> _What the exercise asks_: Say how many of the lines below contain the word "Загрузить"; nothing else belongs in the answer.

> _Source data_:
□ □ □ □ □ □ □
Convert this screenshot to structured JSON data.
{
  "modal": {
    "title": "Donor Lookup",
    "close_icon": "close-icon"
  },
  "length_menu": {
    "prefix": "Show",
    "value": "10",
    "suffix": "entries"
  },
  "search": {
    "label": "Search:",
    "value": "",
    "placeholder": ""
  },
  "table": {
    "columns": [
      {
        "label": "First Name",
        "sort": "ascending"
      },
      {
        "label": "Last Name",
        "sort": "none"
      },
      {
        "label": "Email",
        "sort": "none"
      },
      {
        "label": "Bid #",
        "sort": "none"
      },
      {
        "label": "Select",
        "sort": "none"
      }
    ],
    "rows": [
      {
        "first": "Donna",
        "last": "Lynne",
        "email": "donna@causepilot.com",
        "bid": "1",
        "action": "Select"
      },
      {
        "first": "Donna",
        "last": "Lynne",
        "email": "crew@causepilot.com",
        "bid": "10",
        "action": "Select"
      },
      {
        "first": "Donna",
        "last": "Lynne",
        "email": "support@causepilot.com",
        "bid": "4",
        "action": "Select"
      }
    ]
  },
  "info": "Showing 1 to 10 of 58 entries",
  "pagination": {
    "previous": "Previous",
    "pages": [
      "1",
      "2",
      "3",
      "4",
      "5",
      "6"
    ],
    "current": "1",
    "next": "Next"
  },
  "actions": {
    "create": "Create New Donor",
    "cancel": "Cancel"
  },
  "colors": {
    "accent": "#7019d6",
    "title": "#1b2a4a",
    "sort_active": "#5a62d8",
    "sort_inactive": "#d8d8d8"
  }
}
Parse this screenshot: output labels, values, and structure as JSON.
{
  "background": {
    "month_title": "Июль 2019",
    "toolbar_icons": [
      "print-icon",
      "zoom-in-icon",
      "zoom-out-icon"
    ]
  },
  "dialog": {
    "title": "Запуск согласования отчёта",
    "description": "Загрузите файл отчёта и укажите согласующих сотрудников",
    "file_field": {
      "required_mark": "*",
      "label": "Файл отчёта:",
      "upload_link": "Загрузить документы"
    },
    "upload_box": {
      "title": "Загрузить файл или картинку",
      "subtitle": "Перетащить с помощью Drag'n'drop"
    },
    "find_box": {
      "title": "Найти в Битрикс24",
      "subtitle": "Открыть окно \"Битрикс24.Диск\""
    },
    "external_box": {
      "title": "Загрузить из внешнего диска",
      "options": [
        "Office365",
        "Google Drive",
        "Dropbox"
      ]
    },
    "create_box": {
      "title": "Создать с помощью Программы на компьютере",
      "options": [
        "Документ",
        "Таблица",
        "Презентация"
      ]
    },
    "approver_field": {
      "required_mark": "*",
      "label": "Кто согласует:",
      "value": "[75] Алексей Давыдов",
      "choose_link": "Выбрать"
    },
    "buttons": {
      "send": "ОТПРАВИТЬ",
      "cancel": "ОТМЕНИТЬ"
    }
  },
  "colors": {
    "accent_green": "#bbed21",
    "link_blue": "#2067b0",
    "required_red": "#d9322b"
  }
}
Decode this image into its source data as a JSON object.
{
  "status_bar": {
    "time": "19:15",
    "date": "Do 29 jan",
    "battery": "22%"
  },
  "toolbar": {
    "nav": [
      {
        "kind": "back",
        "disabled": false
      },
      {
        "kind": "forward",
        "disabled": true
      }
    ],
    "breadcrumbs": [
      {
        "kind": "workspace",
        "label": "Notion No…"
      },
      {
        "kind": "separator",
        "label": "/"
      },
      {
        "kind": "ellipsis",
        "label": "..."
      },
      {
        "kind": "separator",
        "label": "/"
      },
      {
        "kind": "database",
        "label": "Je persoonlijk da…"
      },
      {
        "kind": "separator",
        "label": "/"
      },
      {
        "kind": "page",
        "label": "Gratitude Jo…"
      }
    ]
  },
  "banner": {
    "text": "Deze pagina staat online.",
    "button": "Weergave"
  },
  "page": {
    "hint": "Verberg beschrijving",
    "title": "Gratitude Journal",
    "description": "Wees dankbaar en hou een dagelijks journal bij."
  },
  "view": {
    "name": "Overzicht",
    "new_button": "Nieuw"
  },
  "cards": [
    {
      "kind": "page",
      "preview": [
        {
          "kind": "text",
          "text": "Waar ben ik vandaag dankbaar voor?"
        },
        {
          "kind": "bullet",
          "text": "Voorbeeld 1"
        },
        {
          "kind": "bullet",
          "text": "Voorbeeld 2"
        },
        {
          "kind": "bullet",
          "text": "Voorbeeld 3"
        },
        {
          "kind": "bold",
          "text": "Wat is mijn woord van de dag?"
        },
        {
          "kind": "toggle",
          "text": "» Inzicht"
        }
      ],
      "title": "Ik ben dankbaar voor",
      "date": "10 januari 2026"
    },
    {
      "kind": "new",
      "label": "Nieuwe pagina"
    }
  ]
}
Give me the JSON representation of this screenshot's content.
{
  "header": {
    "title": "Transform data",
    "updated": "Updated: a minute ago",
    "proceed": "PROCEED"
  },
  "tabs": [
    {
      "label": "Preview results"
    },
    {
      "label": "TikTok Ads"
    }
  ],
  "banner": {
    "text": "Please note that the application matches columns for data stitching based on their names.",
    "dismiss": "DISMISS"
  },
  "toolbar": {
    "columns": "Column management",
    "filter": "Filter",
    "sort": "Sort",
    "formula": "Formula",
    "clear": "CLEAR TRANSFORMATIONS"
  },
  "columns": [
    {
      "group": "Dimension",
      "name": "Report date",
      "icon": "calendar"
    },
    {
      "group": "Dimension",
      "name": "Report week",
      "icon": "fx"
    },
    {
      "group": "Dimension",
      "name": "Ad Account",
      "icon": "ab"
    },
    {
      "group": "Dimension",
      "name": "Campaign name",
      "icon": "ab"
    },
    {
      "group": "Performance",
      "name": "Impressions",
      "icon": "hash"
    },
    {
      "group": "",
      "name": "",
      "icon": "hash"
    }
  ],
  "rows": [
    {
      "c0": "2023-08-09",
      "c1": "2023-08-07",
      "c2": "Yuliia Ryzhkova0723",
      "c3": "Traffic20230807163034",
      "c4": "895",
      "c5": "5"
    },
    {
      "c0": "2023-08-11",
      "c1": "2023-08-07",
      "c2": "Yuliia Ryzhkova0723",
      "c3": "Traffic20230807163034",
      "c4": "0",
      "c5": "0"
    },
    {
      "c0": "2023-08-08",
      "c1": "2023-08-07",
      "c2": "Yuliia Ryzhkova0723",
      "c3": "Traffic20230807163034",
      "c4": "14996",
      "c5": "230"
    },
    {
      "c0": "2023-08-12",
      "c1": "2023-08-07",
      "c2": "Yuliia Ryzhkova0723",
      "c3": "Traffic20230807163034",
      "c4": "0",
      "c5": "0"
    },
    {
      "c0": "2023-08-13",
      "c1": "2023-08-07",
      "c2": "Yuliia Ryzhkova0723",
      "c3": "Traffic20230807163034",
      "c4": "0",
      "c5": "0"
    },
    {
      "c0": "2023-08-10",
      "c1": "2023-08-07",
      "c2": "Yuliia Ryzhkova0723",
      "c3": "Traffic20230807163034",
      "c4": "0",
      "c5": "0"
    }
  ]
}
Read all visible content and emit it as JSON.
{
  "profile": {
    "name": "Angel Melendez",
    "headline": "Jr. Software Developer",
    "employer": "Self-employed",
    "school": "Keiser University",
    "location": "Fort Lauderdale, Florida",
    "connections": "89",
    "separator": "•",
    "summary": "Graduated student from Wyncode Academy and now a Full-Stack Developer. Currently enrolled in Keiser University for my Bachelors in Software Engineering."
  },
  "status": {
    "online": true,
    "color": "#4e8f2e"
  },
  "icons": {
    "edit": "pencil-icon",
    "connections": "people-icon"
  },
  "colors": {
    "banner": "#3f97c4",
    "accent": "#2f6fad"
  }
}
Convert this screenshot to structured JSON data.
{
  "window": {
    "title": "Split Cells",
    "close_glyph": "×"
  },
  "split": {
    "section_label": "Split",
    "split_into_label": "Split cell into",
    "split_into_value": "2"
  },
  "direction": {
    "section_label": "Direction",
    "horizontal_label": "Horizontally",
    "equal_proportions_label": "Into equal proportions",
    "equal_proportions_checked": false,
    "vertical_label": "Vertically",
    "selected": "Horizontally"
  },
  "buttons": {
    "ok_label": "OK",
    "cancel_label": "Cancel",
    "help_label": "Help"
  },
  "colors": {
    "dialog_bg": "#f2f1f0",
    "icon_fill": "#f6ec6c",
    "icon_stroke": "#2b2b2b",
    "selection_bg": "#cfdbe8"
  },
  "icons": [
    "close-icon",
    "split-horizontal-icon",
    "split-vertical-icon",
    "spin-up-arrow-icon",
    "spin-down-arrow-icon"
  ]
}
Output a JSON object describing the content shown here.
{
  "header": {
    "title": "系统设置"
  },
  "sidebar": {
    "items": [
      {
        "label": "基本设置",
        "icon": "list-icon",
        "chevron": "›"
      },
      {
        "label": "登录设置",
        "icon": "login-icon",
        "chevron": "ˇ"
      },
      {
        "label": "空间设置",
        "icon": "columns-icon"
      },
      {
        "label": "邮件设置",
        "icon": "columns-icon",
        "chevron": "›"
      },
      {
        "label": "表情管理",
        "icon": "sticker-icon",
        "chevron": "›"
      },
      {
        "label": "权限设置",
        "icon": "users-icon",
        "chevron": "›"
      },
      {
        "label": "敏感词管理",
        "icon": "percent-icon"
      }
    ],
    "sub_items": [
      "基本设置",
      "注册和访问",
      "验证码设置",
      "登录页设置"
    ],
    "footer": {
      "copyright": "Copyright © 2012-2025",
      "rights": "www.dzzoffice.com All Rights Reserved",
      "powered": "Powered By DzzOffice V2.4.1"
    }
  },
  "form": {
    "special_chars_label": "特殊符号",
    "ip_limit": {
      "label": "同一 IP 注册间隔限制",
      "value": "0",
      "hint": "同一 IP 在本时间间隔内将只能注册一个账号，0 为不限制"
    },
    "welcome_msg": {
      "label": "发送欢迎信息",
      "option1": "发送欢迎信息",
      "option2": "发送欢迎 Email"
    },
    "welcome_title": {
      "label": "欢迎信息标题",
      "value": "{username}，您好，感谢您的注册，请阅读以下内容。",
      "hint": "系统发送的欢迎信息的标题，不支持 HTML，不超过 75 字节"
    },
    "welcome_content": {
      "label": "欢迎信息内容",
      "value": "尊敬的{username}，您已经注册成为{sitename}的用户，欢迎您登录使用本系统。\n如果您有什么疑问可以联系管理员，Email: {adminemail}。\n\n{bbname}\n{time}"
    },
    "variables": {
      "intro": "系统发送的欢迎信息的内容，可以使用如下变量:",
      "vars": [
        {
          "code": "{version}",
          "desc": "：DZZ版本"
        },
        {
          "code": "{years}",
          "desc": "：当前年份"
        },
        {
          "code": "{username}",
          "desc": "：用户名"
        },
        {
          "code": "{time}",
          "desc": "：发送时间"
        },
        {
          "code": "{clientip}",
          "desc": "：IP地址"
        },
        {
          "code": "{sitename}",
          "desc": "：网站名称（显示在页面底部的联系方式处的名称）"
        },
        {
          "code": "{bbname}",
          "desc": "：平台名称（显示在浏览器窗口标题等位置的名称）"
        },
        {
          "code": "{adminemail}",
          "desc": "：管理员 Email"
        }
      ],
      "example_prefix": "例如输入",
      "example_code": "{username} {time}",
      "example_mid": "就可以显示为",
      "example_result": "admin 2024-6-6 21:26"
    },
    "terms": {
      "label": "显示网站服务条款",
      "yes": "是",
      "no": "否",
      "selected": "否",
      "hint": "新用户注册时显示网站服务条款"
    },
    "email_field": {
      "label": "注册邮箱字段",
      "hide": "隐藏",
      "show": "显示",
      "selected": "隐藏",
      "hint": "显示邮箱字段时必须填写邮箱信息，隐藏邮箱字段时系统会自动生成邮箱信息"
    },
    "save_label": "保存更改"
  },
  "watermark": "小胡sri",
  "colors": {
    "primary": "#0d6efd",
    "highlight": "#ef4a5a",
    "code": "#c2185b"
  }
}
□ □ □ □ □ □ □
> _Answer section_: 3